-- DATA FOR REVIEW follows --

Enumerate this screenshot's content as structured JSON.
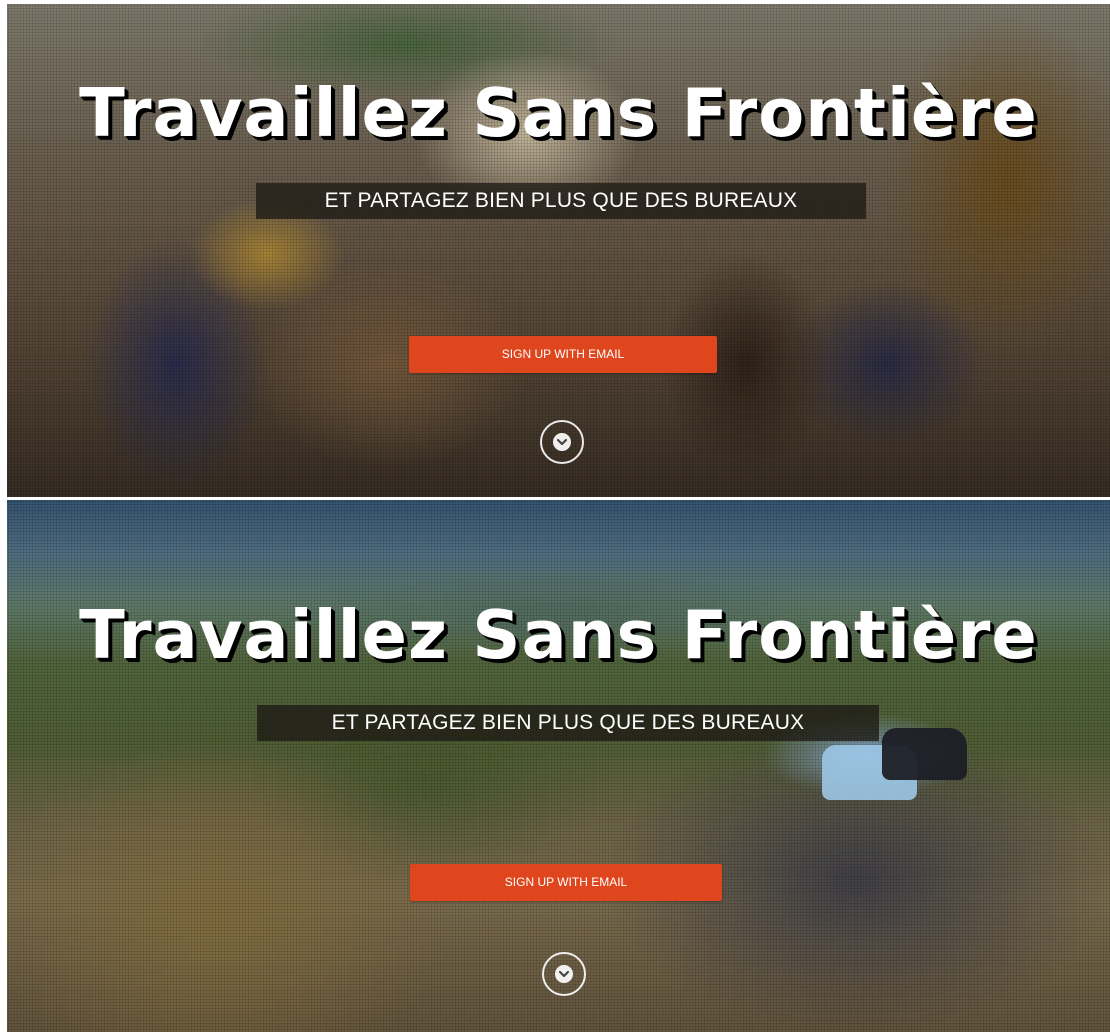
{
  "sections": [
    {
      "title": "Travaillez Sans Frontière",
      "subtitle": "ET PARTAGEZ BIEN PLUS QUE DES BUREAUX",
      "cta_label": "SIGN UP WITH EMAIL",
      "scroll_icon": "chevron-down-icon"
    },
    {
      "title": "Travaillez Sans Frontière",
      "subtitle": "ET PARTAGEZ BIEN PLUS QUE DES BUREAUX",
      "cta_label": "SIGN UP WITH EMAIL",
      "scroll_icon": "chevron-down-icon"
    }
  ],
  "colors": {
    "cta_background": "#e0461d",
    "subtitle_band": "#1e1914",
    "text": "#ffffff"
  }
}
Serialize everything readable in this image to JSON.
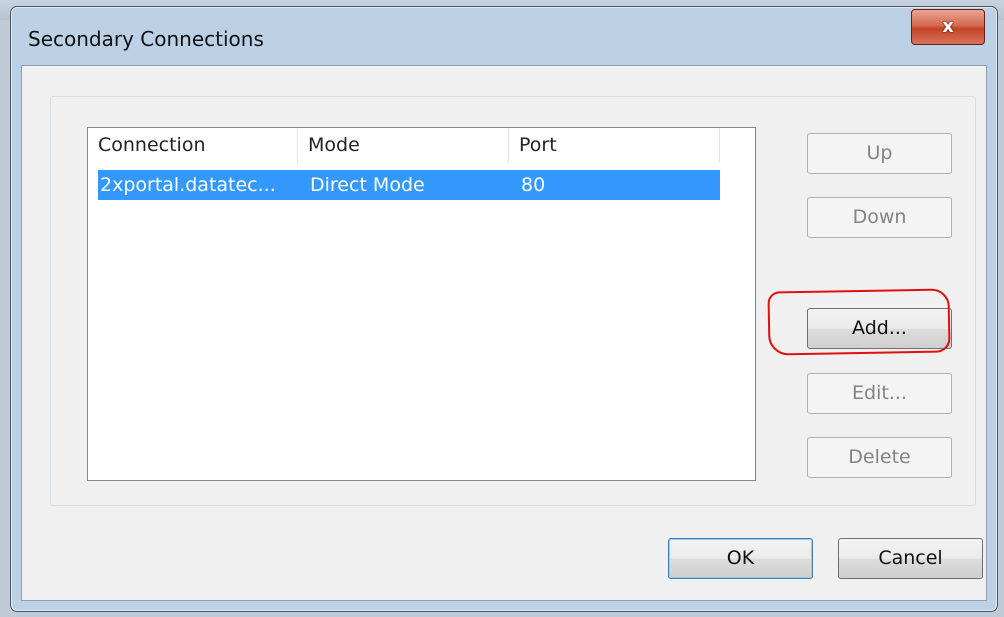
{
  "window": {
    "title": "Secondary Connections",
    "close_label": "x"
  },
  "listview": {
    "columns": [
      "Connection",
      "Mode",
      "Port"
    ],
    "rows": [
      {
        "connection": "2xportal.datatec...",
        "mode": "Direct Mode",
        "port": "80"
      }
    ]
  },
  "side_buttons": {
    "up": "Up",
    "down": "Down",
    "add": "Add...",
    "edit": "Edit...",
    "delete": "Delete"
  },
  "footer_buttons": {
    "ok": "OK",
    "cancel": "Cancel"
  },
  "colors": {
    "selection": "#3399ff",
    "annotation": "#e01010",
    "close_button": "#c24428"
  }
}
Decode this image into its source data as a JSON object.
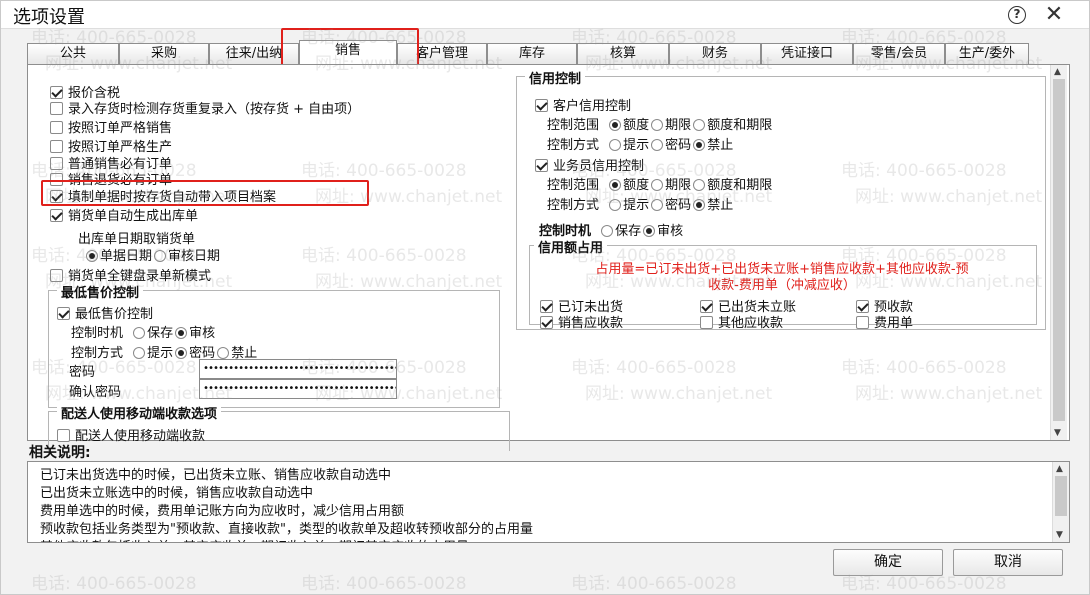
{
  "window": {
    "title": "选项设置"
  },
  "tabs": [
    "公共",
    "采购",
    "往来/出纳",
    "销售",
    "客户管理",
    "库存",
    "核算",
    "财务",
    "凭证接口",
    "零售/会员",
    "生产/委外"
  ],
  "active_tab": "销售",
  "left": {
    "options": [
      {
        "label": "报价含税",
        "checked": true
      },
      {
        "label": "录入存货时检测存货重复录入（按存货 + 自由项）",
        "checked": false
      },
      {
        "label": "按照订单严格销售",
        "checked": false
      },
      {
        "label": "按照订单严格生产",
        "checked": false
      },
      {
        "label": "普通销售必有订单",
        "checked": false
      },
      {
        "label": "销售退货必有订单",
        "checked": false
      },
      {
        "label": "填制单据时按存货自动带入项目档案",
        "checked": true
      },
      {
        "label": "销货单自动生成出库单",
        "checked": true
      }
    ],
    "outbound_date_label": "出库单日期取销货单",
    "date_options": [
      {
        "label": "单据日期",
        "selected": true
      },
      {
        "label": "审核日期",
        "selected": false
      }
    ],
    "keyboard_mode": {
      "label": "销货单全键盘录单新模式",
      "checked": false
    },
    "min_price": {
      "title": "最低售价控制",
      "enable": {
        "label": "最低售价控制",
        "checked": true
      },
      "timing_label": "控制时机",
      "timing_options": [
        {
          "label": "保存",
          "selected": false
        },
        {
          "label": "审核",
          "selected": true
        }
      ],
      "method_label": "控制方式",
      "method_options": [
        {
          "label": "提示",
          "selected": false
        },
        {
          "label": "密码",
          "selected": true
        },
        {
          "label": "禁止",
          "selected": false
        }
      ],
      "password_label": "密码",
      "password_value": "••••••••••••••••••••••••••••••••••••••••••",
      "confirm_label": "确认密码",
      "confirm_value": "••••••••••••••••••••••••••••••••••••••••••"
    },
    "delivery": {
      "title": "配送人使用移动端收款选项",
      "option": {
        "label": "配送人使用移动端收款",
        "checked": false
      }
    }
  },
  "credit": {
    "title": "信用控制",
    "customer": {
      "label": "客户信用控制",
      "checked": true
    },
    "range_label": "控制范围",
    "range_options": [
      {
        "label": "额度",
        "selected": true
      },
      {
        "label": "期限",
        "selected": false
      },
      {
        "label": "额度和期限",
        "selected": false
      }
    ],
    "method_label": "控制方式",
    "method_options": [
      {
        "label": "提示",
        "selected": false
      },
      {
        "label": "密码",
        "selected": false
      },
      {
        "label": "禁止",
        "selected": true
      }
    ],
    "salesman": {
      "label": "业务员信用控制",
      "checked": true
    },
    "range2_label": "控制范围",
    "range2_options": [
      {
        "label": "额度",
        "selected": true
      },
      {
        "label": "期限",
        "selected": false
      },
      {
        "label": "额度和期限",
        "selected": false
      }
    ],
    "method2_label": "控制方式",
    "method2_options": [
      {
        "label": "提示",
        "selected": false
      },
      {
        "label": "密码",
        "selected": false
      },
      {
        "label": "禁止",
        "selected": true
      }
    ],
    "timing_label": "控制时机",
    "timing_options": [
      {
        "label": "保存",
        "selected": false
      },
      {
        "label": "审核",
        "selected": true
      }
    ],
    "usage": {
      "title": "信用额占用",
      "formula_line1": "占用量=已订未出货+已出货未立账+销售应收款+其他应收款-预",
      "formula_line2": "收款-费用单（冲减应收）",
      "items": [
        {
          "label": "已订未出货",
          "checked": true
        },
        {
          "label": "已出货未立账",
          "checked": true
        },
        {
          "label": "预收款",
          "checked": true
        },
        {
          "label": "销售应收款",
          "checked": true
        },
        {
          "label": "其他应收款",
          "checked": false
        },
        {
          "label": "费用单",
          "checked": false
        }
      ]
    }
  },
  "description": {
    "label": "相关说明:",
    "lines": [
      "已订未出货选中的时候，已出货未立账、销售应收款自动选中",
      "已出货未立账选中的时候，销售应收款自动选中",
      "费用单选中的时候，费用单记账方向为应收时，减少信用占用额",
      "预收款包括业务类型为\"预收款、直接收款\"，类型的收款单及超收转预收部分的占用量",
      "其他应收款包括收入单、其它应收单、期初收入单、期初其它应收的占用量"
    ]
  },
  "buttons": {
    "ok": "确定",
    "cancel": "取消"
  },
  "watermark": {
    "phone": "电话: 400-665-0028",
    "site": "网址: www.chanjet.net"
  },
  "colors": {
    "highlight": "#e0201b",
    "formula": "#e0201b"
  }
}
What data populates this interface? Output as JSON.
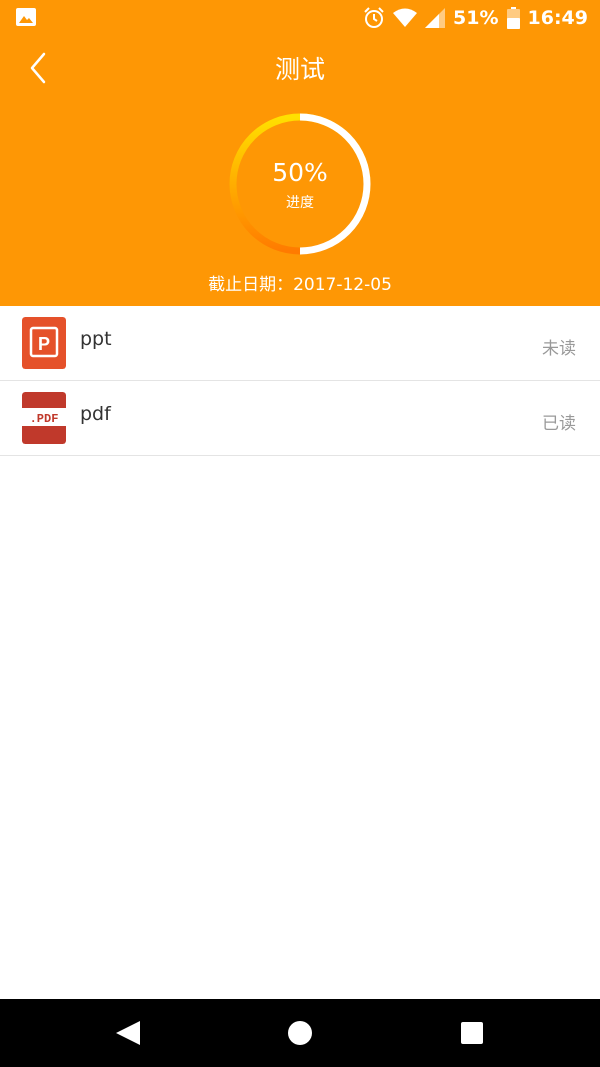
{
  "status_bar": {
    "battery_percent": "51%",
    "time": "16:49",
    "icons": [
      "gallery-icon",
      "alarm-icon",
      "wifi-icon",
      "signal-icon",
      "battery-icon"
    ]
  },
  "header": {
    "title": "测试",
    "background_color": "#fe9705"
  },
  "progress": {
    "value_text": "50%",
    "fraction": 0.5,
    "label": "进度"
  },
  "deadline": {
    "text": "截止日期：2017-12-05"
  },
  "files": [
    {
      "name": "ppt",
      "status": "未读",
      "icon": "ppt-file-icon",
      "icon_color": "#e5512a"
    },
    {
      "name": "pdf",
      "status": "已读",
      "icon": "pdf-file-icon",
      "icon_color": "#c0392b"
    }
  ],
  "system_nav": {
    "buttons": [
      "back-triangle-icon",
      "home-circle-icon",
      "recents-square-icon"
    ]
  }
}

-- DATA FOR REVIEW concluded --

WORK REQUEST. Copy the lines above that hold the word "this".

OUTPUT OF THE EXERCISE.
Enumerate this screenshot's content as structured JSON.
Serialize everything readable in this image to JSON.
Decode this image into its source data as a JSON object.
What data populates this interface? Output as JSON.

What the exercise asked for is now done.